-- Task statement --
Tally the lines below containing "gusta" and report only the total.
+---+
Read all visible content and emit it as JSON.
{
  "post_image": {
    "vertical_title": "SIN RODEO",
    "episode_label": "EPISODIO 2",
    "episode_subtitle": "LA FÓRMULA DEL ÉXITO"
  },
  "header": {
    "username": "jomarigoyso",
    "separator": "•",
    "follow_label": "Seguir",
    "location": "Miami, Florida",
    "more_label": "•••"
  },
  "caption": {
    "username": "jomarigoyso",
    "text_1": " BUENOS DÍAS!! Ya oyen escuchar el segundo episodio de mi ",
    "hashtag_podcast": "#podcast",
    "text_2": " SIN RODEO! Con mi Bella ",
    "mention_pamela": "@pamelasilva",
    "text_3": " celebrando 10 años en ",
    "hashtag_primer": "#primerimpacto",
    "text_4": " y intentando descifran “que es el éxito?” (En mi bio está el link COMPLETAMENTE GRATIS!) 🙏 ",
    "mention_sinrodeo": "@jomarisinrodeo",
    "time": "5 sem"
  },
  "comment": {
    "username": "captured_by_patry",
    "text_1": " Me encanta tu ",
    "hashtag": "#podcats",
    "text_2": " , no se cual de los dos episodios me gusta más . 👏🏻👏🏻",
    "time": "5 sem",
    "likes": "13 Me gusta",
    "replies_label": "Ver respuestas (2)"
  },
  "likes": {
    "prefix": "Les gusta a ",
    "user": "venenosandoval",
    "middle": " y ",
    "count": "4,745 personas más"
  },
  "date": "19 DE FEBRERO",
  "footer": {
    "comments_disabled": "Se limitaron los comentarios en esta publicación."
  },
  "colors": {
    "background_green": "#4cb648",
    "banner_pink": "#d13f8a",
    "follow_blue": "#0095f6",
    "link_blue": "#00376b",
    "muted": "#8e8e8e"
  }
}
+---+
-- Answer to the exercise --
3